5 Events that Made All Phoenix Residents Feel Like Neighbors
Every resident knows of a memorable moment that united their community with a significant event, and there is something to be said about those major events that have impacted the city and evoked camaraderie among neighbors. Neighborhoods.com has a list of the most spirited and memorable events that have shaped the history of Phoenix residents and made them into a unified community that made everyone feel like neighbors again.
Take it to the Streets
Phoenix has a long history of protests and ample amounts of passionate people behind the cause, from civil rights movements in the 50s and 60s to discriminatory laws that many believe are still affecting the city today. According to Cronkite News, local protests for inequality attract hundreds of people at City Phoenix Hall from the #RedforEd movement, where teachers across the state protested insufficient state support for educators to the July 2016 protest of fatal shootings across the U.S. It is during these hard times that locals rally together, and where you’ll notice an energy and supportive community coming together to face injustices.
The Phoenix Chinese Cultural Center
The Phoenix Chinese Cultural Center has gained a lot of attention for its grass roots efforts to stop the destruction, what many find to be the possible degradation, of a sacred and critical mainstay of the Asian community. After the center’s new owners sought to develop a commercial center in its place, word spread through the community like wildfire and hundreds, if not thousands, have voiced opposition and protested in hopes of finding a happy medium. Thomas Simon, spokesman for the Chinese United Association of Greater Phoenix and for members of the Chinese community, told Neighborhoods.com it has been a “dream come true to see grass roots efforts, to see all the people come together; both young and old. And with each small win, more people join the battle. It makes you feel good to see that.”

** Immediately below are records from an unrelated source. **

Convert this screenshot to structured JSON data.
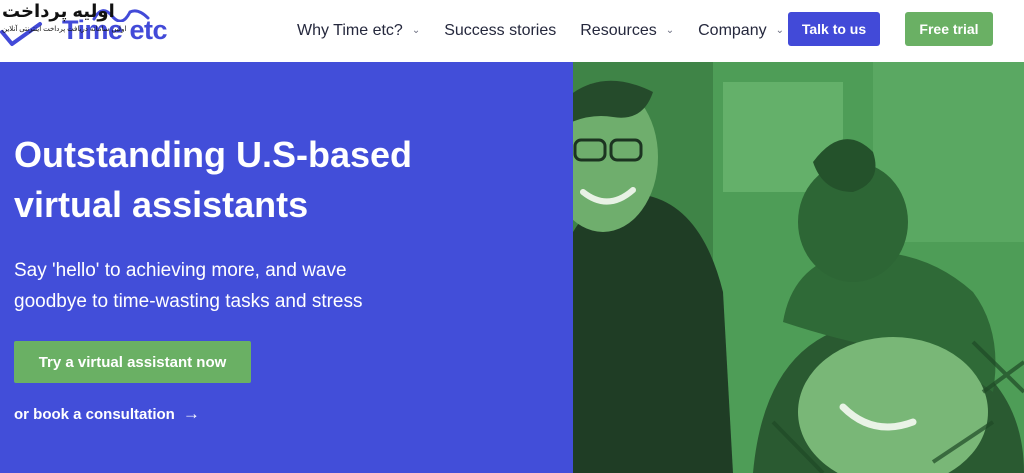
{
  "brand": {
    "name": "Time etc",
    "logo_color": "#424ad8"
  },
  "watermark": {
    "title": "اولیه پرداخت",
    "subtitle": "اولین سامانه دریافت پرداخت اینترنتی آنلاین"
  },
  "nav": {
    "items": [
      {
        "label": "Why Time etc?",
        "has_dropdown": true
      },
      {
        "label": "Success stories",
        "has_dropdown": false
      },
      {
        "label": "Resources",
        "has_dropdown": true
      },
      {
        "label": "Company",
        "has_dropdown": true
      }
    ],
    "dropdown_glyph": "⌄"
  },
  "header_buttons": {
    "talk": "Talk to us",
    "free_trial": "Free trial"
  },
  "hero": {
    "title_line1": "Outstanding U.S-based",
    "title_line2": "virtual assistants",
    "subtitle_line1": "Say 'hello' to achieving more, and wave",
    "subtitle_line2": "goodbye to time-wasting tasks and stress",
    "primary_cta": "Try a virtual assistant now",
    "secondary_cta": "or book a consultation",
    "secondary_arrow": "→",
    "photo_subject": "two-people-smiling-photo"
  },
  "colors": {
    "primary_blue": "#424ed9",
    "accent_green": "#6ab064",
    "photo_tint": "#4d9c55",
    "text_dark": "#25283d"
  }
}
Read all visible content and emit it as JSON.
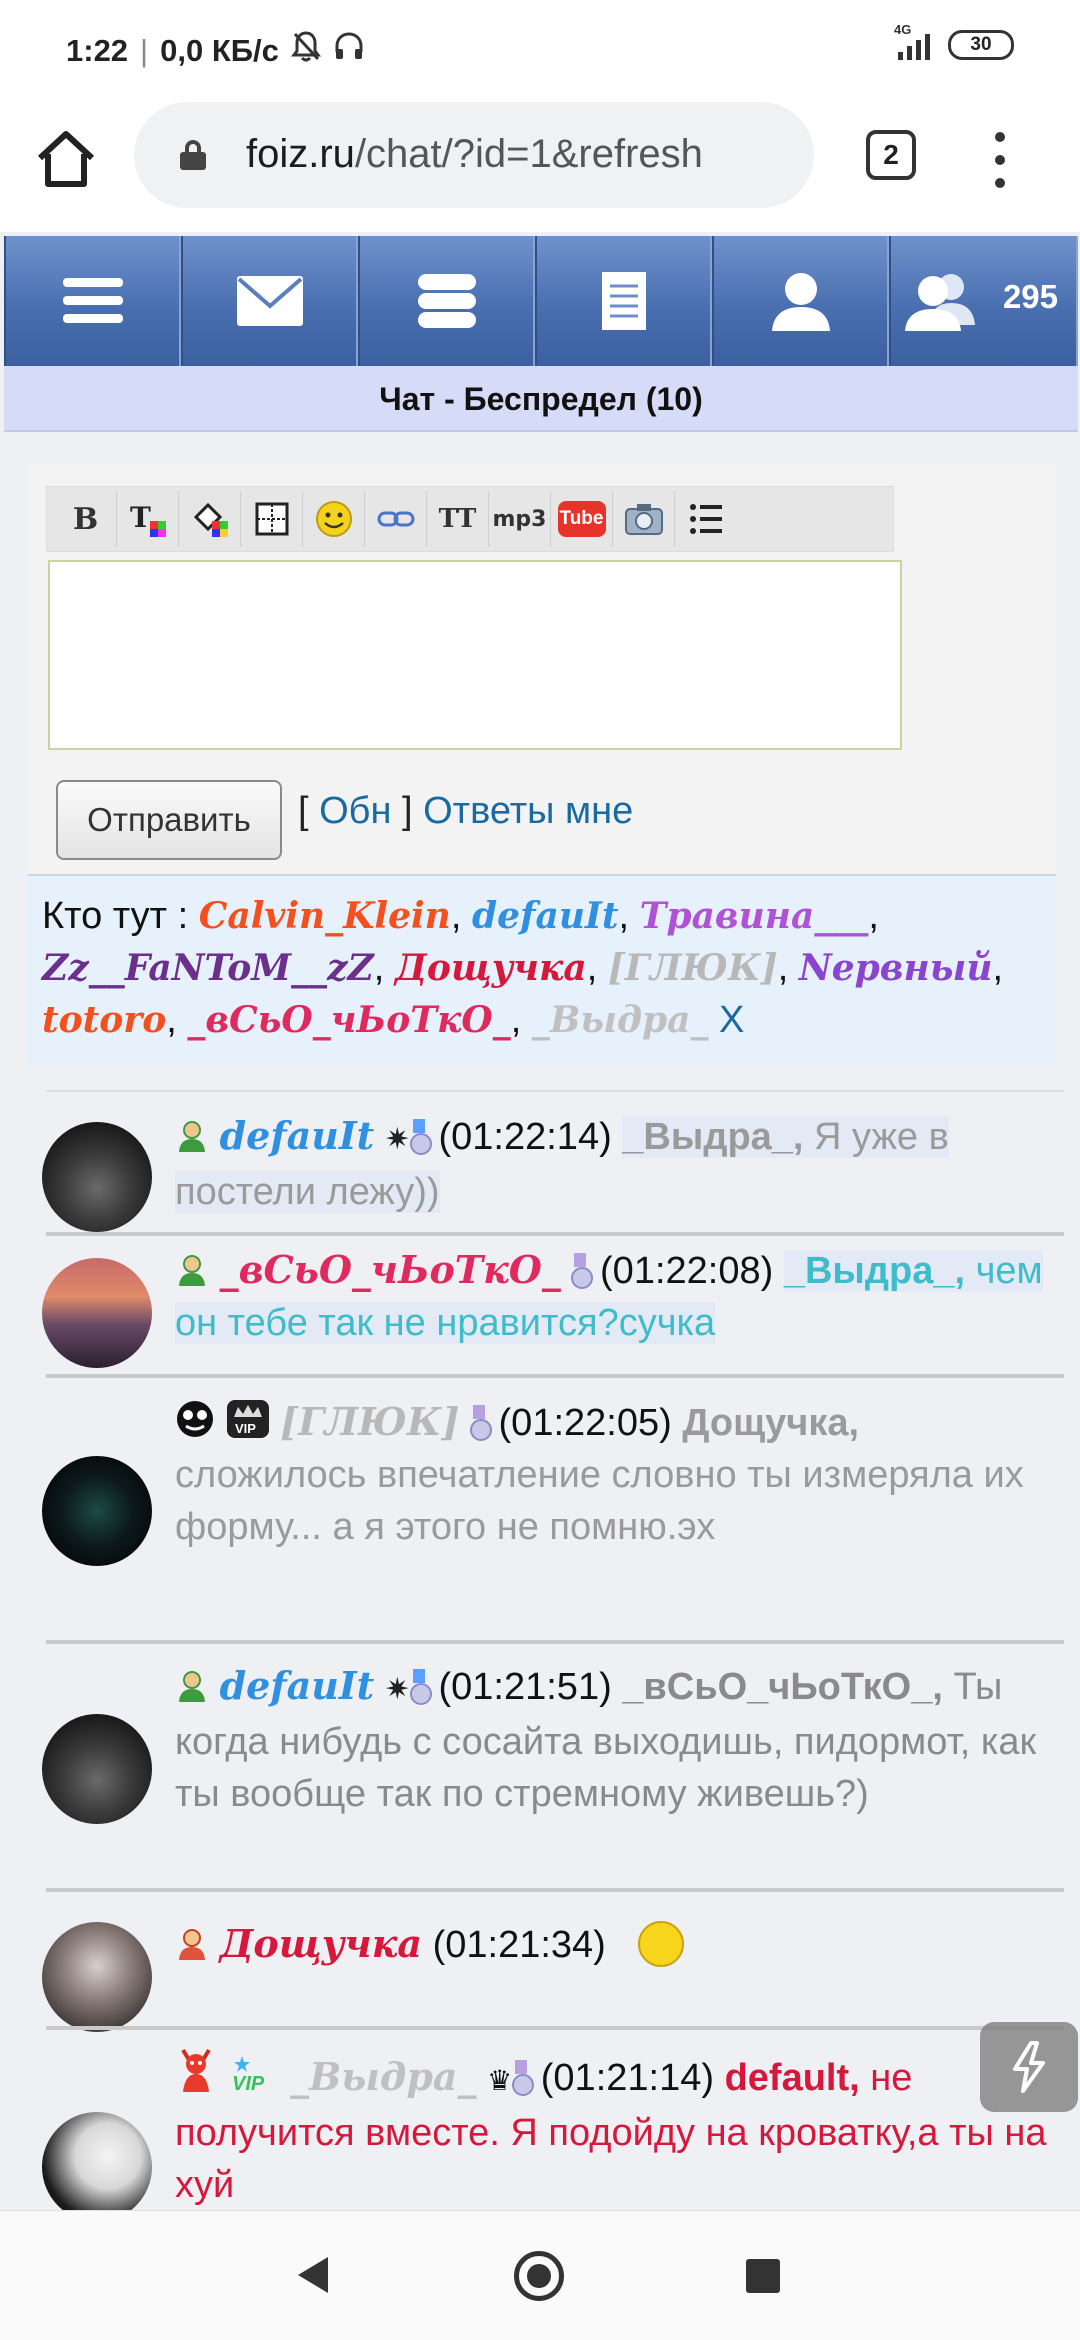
{
  "status_bar": {
    "time": "1:22",
    "net_speed": "0,0 КБ/с",
    "icons": [
      "bell-off-icon",
      "headphones-icon"
    ],
    "network_type": "4G",
    "battery": "30"
  },
  "browser": {
    "url_host": "foiz.ru",
    "url_path": "/chat/?id=1&refresh",
    "tab_count": "2"
  },
  "nav": {
    "items": [
      "menu-icon",
      "mail-icon",
      "forum-icon",
      "notes-icon",
      "profile-icon",
      "users-icon"
    ],
    "online_count": "295"
  },
  "chat_title": "Чат - Беспредел (10)",
  "editor": {
    "tools": [
      "B",
      "Tx",
      "fill",
      "table",
      "smiley",
      "link",
      "TT",
      "mp3",
      "Tube",
      "photo",
      "list"
    ],
    "message_value": "",
    "send_label": "Отправить",
    "refresh_link": "Обн",
    "bracket_open": "[",
    "bracket_close": "]",
    "replies_link": "Ответы мне"
  },
  "online": {
    "label": "Кто тут :",
    "users": [
      {
        "name": "Calvin_Klein",
        "color": "#f4501e"
      },
      {
        "name": "defauIt",
        "color": "#2f8fe0"
      },
      {
        "name": "Травина___",
        "color": "#b052d6"
      },
      {
        "name": "Zz__FaNToM__zZ",
        "color": "#6b2f8c"
      },
      {
        "name": "Дощучка",
        "color": "#d6183c"
      },
      {
        "name": "[ГЛЮК]",
        "color": "#b8b8b8"
      },
      {
        "name": "Nервный",
        "color": "#8a45d0"
      },
      {
        "name": "totoro",
        "color": "#f4501e"
      },
      {
        "name": "_вСьО_чЬоТкО_",
        "color": "#e02a5e"
      },
      {
        "name": "_Выдра_",
        "color": "#c0c0c0"
      }
    ],
    "close": "X"
  },
  "messages": [
    {
      "user": "defauIt",
      "user_color": "#2f8fe0",
      "time": "(01:22:14)",
      "to": "_Выдра_,",
      "to_color": "#9a9a9a",
      "text": "Я уже в постели лежу))",
      "text_color": "#9a9a9a"
    },
    {
      "user": "_вСьО_чЬоТкО_",
      "user_color": "#e02a5e",
      "time": "(01:22:08)",
      "to": "_Выдра_,",
      "to_color": "#3fbcc9",
      "text": "чем он тебе так не нравится?сучка",
      "text_color": "#3fbcc9"
    },
    {
      "user": "[ГЛЮК]",
      "user_color": "#b8b8b8",
      "time": "(01:22:05)",
      "to": "Дощучка,",
      "to_color": "#9a9a9a",
      "text": "сложилось впечатление словно ты измеряла их форму... а я этого не помню.эх",
      "text_color": "#9a9a9a"
    },
    {
      "user": "defauIt",
      "user_color": "#2f8fe0",
      "time": "(01:21:51)",
      "to": "_вСьО_чЬоТкО_,",
      "to_color": "#8a8a8a",
      "text": "Ты когда нибудь с сосайта выходишь, пидормот, как ты вообще так по стремному живешь?)",
      "text_color": "#8a8a8a"
    },
    {
      "user": "Дощучка",
      "user_color": "#d6183c",
      "time": "(01:21:34)",
      "to": "",
      "to_color": "#000",
      "text": "",
      "text_color": "#000"
    },
    {
      "user": "_Выдра_",
      "user_color": "#c0c0c0",
      "time": "(01:21:14)",
      "to": "default,",
      "to_color": "#d6183c",
      "text": "не получится вместе. Я подойду на кроватку,а ты на хуй",
      "text_color": "#d6183c"
    }
  ]
}
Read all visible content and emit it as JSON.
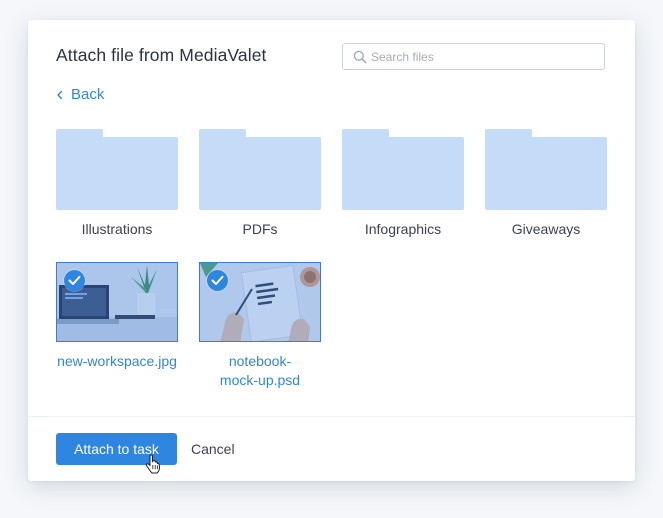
{
  "dialog": {
    "title": "Attach file from MediaValet",
    "search": {
      "placeholder": "Search files",
      "value": ""
    },
    "back_label": "Back"
  },
  "folders": [
    {
      "name": "Illustrations",
      "icon": "folder-icon"
    },
    {
      "name": "PDFs",
      "icon": "folder-icon"
    },
    {
      "name": "Infographics",
      "icon": "folder-icon"
    },
    {
      "name": "Giveaways",
      "icon": "folder-icon"
    }
  ],
  "files": [
    {
      "name": "new-workspace.jpg",
      "selected": true
    },
    {
      "name_line1": "notebook-",
      "name_line2": "mock-up.psd",
      "selected": true
    }
  ],
  "footer": {
    "attach_label": "Attach to task",
    "cancel_label": "Cancel"
  },
  "colors": {
    "accent": "#2f86e0",
    "folder": "#c4dcf8",
    "title_text": "#2b3240"
  }
}
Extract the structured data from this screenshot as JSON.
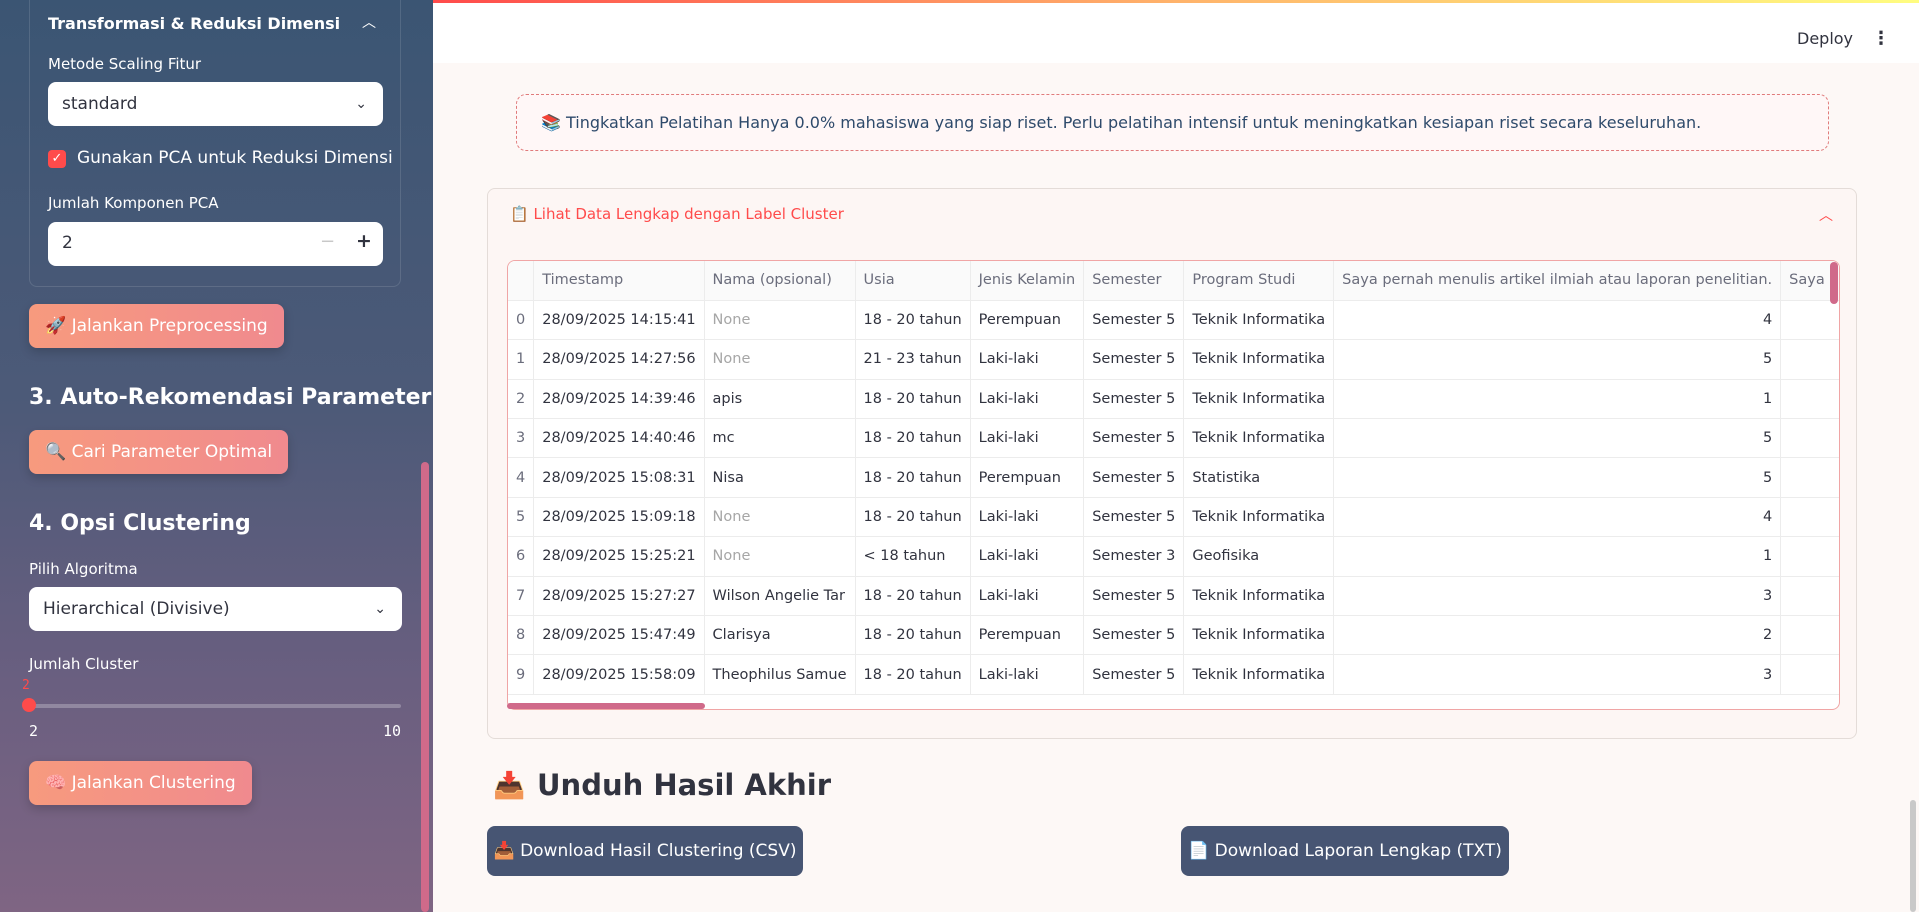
{
  "sidebar": {
    "expander_title": "Transformasi & Reduksi Dimensi",
    "scaling_label": "Metode Scaling Fitur",
    "scaling_value": "standard",
    "pca_checkbox_label": "Gunakan PCA untuk Reduksi Dimensi",
    "pca_checked": true,
    "pca_components_label": "Jumlah Komponen PCA",
    "pca_components_value": "2",
    "preprocess_button": "🚀 Jalankan Preprocessing",
    "section3_title": "3. Auto-Rekomendasi Parameter",
    "optimal_button": "🔍 Cari Parameter Optimal",
    "section4_title": "4. Opsi Clustering",
    "algorithm_label": "Pilih Algoritma",
    "algorithm_value": "Hierarchical (Divisive)",
    "cluster_label": "Jumlah Cluster",
    "cluster_value": "2",
    "cluster_min": "2",
    "cluster_max": "10",
    "cluster_button": "🧠 Jalankan Clustering"
  },
  "header": {
    "deploy_label": "Deploy",
    "menu_icon": "⋮"
  },
  "alert": {
    "text": "📚 Tingkatkan Pelatihan Hanya 0.0% mahasiswa yang siap riset. Perlu pelatihan intensif untuk meningkatkan kesiapan riset secara keseluruhan."
  },
  "data_card": {
    "title": "📋 Lihat Data Lengkap dengan Label Cluster",
    "columns": [
      "",
      "Timestamp",
      "Nama (opsional)",
      "Usia",
      "Jenis Kelamin",
      "Semester",
      "Program Studi",
      "Saya pernah menulis artikel ilmiah atau laporan penelitian.",
      "Saya pernah meng"
    ],
    "rows": [
      [
        "0",
        "28/09/2025 14:15:41",
        "None",
        "18 - 20 tahun",
        "Perempuan",
        "Semester 5",
        "Teknik Informatika",
        "4",
        ""
      ],
      [
        "1",
        "28/09/2025 14:27:56",
        "None",
        "21 - 23 tahun",
        "Laki-laki",
        "Semester 5",
        "Teknik Informatika",
        "5",
        ""
      ],
      [
        "2",
        "28/09/2025 14:39:46",
        "apis",
        "18 - 20 tahun",
        "Laki-laki",
        "Semester 5",
        "Teknik Informatika",
        "1",
        ""
      ],
      [
        "3",
        "28/09/2025 14:40:46",
        "mc",
        "18 - 20 tahun",
        "Laki-laki",
        "Semester 5",
        "Teknik Informatika",
        "5",
        ""
      ],
      [
        "4",
        "28/09/2025 15:08:31",
        "Nisa",
        "18 - 20 tahun",
        "Perempuan",
        "Semester 5",
        "Statistika",
        "5",
        ""
      ],
      [
        "5",
        "28/09/2025 15:09:18",
        "None",
        "18 - 20 tahun",
        "Laki-laki",
        "Semester 5",
        "Teknik Informatika",
        "4",
        ""
      ],
      [
        "6",
        "28/09/2025 15:25:21",
        "None",
        "< 18 tahun",
        "Laki-laki",
        "Semester 3",
        "Geofisika",
        "1",
        ""
      ],
      [
        "7",
        "28/09/2025 15:27:27",
        "Wilson Angelie Tar",
        "18 - 20 tahun",
        "Laki-laki",
        "Semester 5",
        "Teknik Informatika",
        "3",
        ""
      ],
      [
        "8",
        "28/09/2025 15:47:49",
        "Clarisya",
        "18 - 20 tahun",
        "Perempuan",
        "Semester 5",
        "Teknik Informatika",
        "2",
        ""
      ],
      [
        "9",
        "28/09/2025 15:58:09",
        "Theophilus Samue",
        "18 - 20 tahun",
        "Laki-laki",
        "Semester 5",
        "Teknik Informatika",
        "3",
        ""
      ]
    ]
  },
  "download": {
    "icon": "📥",
    "title": "Unduh Hasil Akhir",
    "csv_button": "📥 Download Hasil Clustering (CSV)",
    "txt_button": "📄 Download Laporan Lengkap (TXT)"
  },
  "colors": {
    "accent": "#ff4b4b",
    "sidebar_top": "#3b5573",
    "sidebar_bottom": "#7f6583",
    "button_dark": "#475573"
  }
}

And though the case is currently still in litigation, we asked Simon what he thought would be the impact of the cultural center’s destruction for the community: “When people decide your history doesn’t matter then the impact is undeniable, despicable when the folks have fought back.”
Time will tell what the future will bring to the ponds, gardens, and irreplaceable wood-carved statues that have guarded the city streets. Simon ended by saying, “People ask me ‘how’s the fight going?’ I tell them to drive over to 44th Street and Washington and look up in the air and you’ll see a building still standing, you’ll see the gardens still there, and the architecture. That’s how it’s going. And if these folks hadn’t stood together, it wouldn’t be there. The people are winning.”
Super Bowl XLIII
Arizona Cardinals fans remember 2009 well. It was the first time in franchise history that the Arizona Cardinals won the NFC Championship Game to advance to the Super Bowl. And though they lost 27–23 to the Pittsburgh Steelers in the final seconds of the game, the streets of Phoenix were alive with fans from every sports pub in Downtown Phoenix to those checking their iPhones in grocery stores and nail salons. While no trophy was won, the city celebrated their Cardinals pride if only for the day, with hopes that the future could bring a repeat invitation and victory. Recently, Arizona was awarded the location of the upcoming Super Bowl LVII in 2023. You can bet if the Cards’ make it that year, the city will reverberate with loyal fans in an energy that could not be imagined.
Speaking of sports, every spring as the desert is displayed in colorful bloom, residents of the Phoenix area are only interested in hearing one thing: ‘Play Ball!’ Spring training fever takes over the city with the Cactus League’s 15 teams, including the Arizona Diamondbacks, Chicago Cubs, and Los Angeles Dodgers, just to name a few. The suburbs become lively with fans, ball park food, and 10 stadiums full of baseball games. You can rarely find a resident that doesn’t partake in the spring training events in some capacity, and the family-friendly events are treasured by the young and young at heart.
The arts of any kind are a major community-centric characteristic of Phoenix, which impact and influence many residents collectively. Neighborhoods like Roosevelt Row host gallery nights and widely-attended festivals that focus on the artistic importance of the community. Public displays of art can also be found throughout the city, and live theater performances, concert halls, and cultural centers are heavily supported. The most recent example of the community embracing the arts was at the Phoenix Mural Festival, where 80 local artists came together to decorate nearly 50 walls throughout Central Phoenix.
"[The event] had an amazing outpouring of support from businesses and private property owners. Soon, people will round a corner in Phoenix and be surprised by a new and vibrant display of public art,” said Danielle Foushée, founder of the Phoenix mural project in the Downtown Phoenix Journal. The Mural Festival attracted visitors from all over the state to view artistic displays in Phoenix neighborhoods like FQ Story, Willo, Encanto, and Coronado. Sponsored by local businesses and appreciated by the community at large, the festival will undoubtedly become an annual event and bring more residents and visitors together in one place.